Task requirements:
Go through the data line by line. Copy each one holding the string "city".
(Data excerpts)
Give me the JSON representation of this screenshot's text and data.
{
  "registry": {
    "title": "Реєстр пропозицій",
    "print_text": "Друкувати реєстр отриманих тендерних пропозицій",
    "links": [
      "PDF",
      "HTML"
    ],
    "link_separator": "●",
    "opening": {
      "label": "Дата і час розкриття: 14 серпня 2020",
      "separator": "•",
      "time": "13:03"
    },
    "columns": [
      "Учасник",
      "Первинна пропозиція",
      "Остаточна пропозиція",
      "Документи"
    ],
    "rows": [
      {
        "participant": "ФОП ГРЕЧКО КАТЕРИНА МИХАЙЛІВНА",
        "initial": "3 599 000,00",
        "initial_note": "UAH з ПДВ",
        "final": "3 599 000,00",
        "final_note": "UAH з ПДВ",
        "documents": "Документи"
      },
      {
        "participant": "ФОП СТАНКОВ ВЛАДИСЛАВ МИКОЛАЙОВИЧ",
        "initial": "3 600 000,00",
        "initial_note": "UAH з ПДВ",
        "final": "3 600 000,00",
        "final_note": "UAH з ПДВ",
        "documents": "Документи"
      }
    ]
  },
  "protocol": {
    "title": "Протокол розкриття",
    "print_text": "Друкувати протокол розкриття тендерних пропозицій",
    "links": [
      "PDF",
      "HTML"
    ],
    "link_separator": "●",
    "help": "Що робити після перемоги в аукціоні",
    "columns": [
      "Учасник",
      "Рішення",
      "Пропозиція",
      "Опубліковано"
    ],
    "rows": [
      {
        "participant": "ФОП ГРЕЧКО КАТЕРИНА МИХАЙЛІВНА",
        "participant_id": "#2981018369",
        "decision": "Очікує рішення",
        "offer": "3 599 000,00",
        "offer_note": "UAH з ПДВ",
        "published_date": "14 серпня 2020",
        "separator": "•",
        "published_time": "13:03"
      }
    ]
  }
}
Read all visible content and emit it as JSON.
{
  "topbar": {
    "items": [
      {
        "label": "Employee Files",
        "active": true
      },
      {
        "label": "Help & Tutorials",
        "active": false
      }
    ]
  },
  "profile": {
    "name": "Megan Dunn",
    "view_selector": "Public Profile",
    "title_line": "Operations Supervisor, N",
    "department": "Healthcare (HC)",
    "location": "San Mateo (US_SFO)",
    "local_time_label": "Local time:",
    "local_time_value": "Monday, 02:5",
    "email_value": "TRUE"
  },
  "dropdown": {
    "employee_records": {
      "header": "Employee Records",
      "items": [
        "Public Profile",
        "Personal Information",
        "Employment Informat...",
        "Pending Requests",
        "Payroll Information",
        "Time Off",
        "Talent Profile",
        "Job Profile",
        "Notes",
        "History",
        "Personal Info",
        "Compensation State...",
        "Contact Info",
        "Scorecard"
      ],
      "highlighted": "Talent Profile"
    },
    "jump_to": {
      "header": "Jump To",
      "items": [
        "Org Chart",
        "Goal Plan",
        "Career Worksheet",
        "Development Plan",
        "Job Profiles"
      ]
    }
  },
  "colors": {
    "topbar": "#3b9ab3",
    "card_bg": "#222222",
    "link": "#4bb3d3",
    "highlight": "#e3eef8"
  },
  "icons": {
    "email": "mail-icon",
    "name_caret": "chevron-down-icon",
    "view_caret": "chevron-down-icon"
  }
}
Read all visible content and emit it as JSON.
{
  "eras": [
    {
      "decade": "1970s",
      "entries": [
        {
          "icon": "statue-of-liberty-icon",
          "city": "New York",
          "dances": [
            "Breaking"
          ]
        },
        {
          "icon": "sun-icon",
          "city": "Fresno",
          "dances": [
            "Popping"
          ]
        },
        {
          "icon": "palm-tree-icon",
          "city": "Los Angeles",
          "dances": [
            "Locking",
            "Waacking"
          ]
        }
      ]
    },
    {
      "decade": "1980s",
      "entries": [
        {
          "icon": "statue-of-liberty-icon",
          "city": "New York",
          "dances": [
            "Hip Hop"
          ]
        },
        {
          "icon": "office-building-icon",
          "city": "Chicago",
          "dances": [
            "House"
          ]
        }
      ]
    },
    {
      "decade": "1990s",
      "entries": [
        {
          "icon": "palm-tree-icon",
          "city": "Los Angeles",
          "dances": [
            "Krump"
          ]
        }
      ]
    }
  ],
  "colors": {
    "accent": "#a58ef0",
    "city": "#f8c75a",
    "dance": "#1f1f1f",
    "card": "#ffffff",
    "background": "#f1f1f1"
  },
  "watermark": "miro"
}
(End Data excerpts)
Exercise response:
          "city": "New York",
          "city": "Fresno",
          "city": "Los Angeles",
          "city": "New York",
          "city": "Chicago",
          "city": "Los Angeles",
    "city": "#f8c75a",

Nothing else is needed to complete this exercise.